The Telegram (St. John's)
Investigators comb Que. reserve for answers in disappearance of Indigenous women
A well-known player in the painful national inquiry into missing and murdered Indigenous women could be on the verge of discovering more details about her daughter’s case.
Investigators from Quebec’s provincial police force are combing grounds near a creek in Kitigan Zibi First Nation after receiving a tip regarding the 2008 disappearance of Laurie Odjick’s daughter and her friend.
Odjick has spent the past nine years searching for answers since the pair of teenagers disappeared from the reserve, located near Maniwaki, Que.
Odjick is now member of an advisory group of family members giving advice to the national inquiry into missing and murdered Indigenous women and girls.
Margaret Froh, president of the Metis Nation of Ontario, says it is important to remember that despite the national attention, Indigenous women and girls are still going missing or being found murdered on a continual basis across Canada.
She is urging the federal government to act quickly to replace Marilyn Poitras — a Metis commissioner from Saskatchewan who announced her resignation from the commission last week.
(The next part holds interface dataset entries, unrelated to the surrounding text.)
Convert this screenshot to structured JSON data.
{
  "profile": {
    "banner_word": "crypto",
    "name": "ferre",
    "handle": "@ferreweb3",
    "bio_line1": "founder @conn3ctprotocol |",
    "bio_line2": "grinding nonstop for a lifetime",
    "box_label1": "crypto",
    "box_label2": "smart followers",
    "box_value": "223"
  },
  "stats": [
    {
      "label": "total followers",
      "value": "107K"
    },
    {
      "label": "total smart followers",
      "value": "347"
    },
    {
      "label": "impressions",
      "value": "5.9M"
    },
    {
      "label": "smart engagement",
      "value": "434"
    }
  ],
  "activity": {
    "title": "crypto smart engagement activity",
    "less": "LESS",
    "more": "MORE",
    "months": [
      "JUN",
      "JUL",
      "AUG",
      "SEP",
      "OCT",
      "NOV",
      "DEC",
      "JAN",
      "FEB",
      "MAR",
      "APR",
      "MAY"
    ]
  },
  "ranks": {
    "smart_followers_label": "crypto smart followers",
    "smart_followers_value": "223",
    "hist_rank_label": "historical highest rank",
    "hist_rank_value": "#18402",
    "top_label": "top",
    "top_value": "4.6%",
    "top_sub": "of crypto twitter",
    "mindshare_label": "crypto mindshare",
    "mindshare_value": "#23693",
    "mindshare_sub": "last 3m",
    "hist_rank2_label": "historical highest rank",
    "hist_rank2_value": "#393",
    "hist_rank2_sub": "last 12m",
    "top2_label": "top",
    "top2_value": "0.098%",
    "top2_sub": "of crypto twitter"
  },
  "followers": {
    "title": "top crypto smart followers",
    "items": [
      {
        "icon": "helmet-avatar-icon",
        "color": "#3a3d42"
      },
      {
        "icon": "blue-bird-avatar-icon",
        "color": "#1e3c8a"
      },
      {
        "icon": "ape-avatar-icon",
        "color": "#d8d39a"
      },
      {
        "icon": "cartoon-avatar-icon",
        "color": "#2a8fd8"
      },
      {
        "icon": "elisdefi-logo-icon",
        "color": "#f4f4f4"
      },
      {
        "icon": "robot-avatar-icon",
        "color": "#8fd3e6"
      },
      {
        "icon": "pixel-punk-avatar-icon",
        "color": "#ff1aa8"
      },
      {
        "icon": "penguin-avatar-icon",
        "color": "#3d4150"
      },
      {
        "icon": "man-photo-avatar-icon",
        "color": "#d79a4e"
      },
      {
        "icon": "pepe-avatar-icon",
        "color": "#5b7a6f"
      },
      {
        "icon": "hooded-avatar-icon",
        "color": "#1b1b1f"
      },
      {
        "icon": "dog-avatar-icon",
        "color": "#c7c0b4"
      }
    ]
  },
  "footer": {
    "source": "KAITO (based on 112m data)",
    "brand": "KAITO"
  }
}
Indigenous Affairs Minister Carolyn Bennett has yet to say if a replacement commissioner will be named to assist four other commissioners in the twoyear study.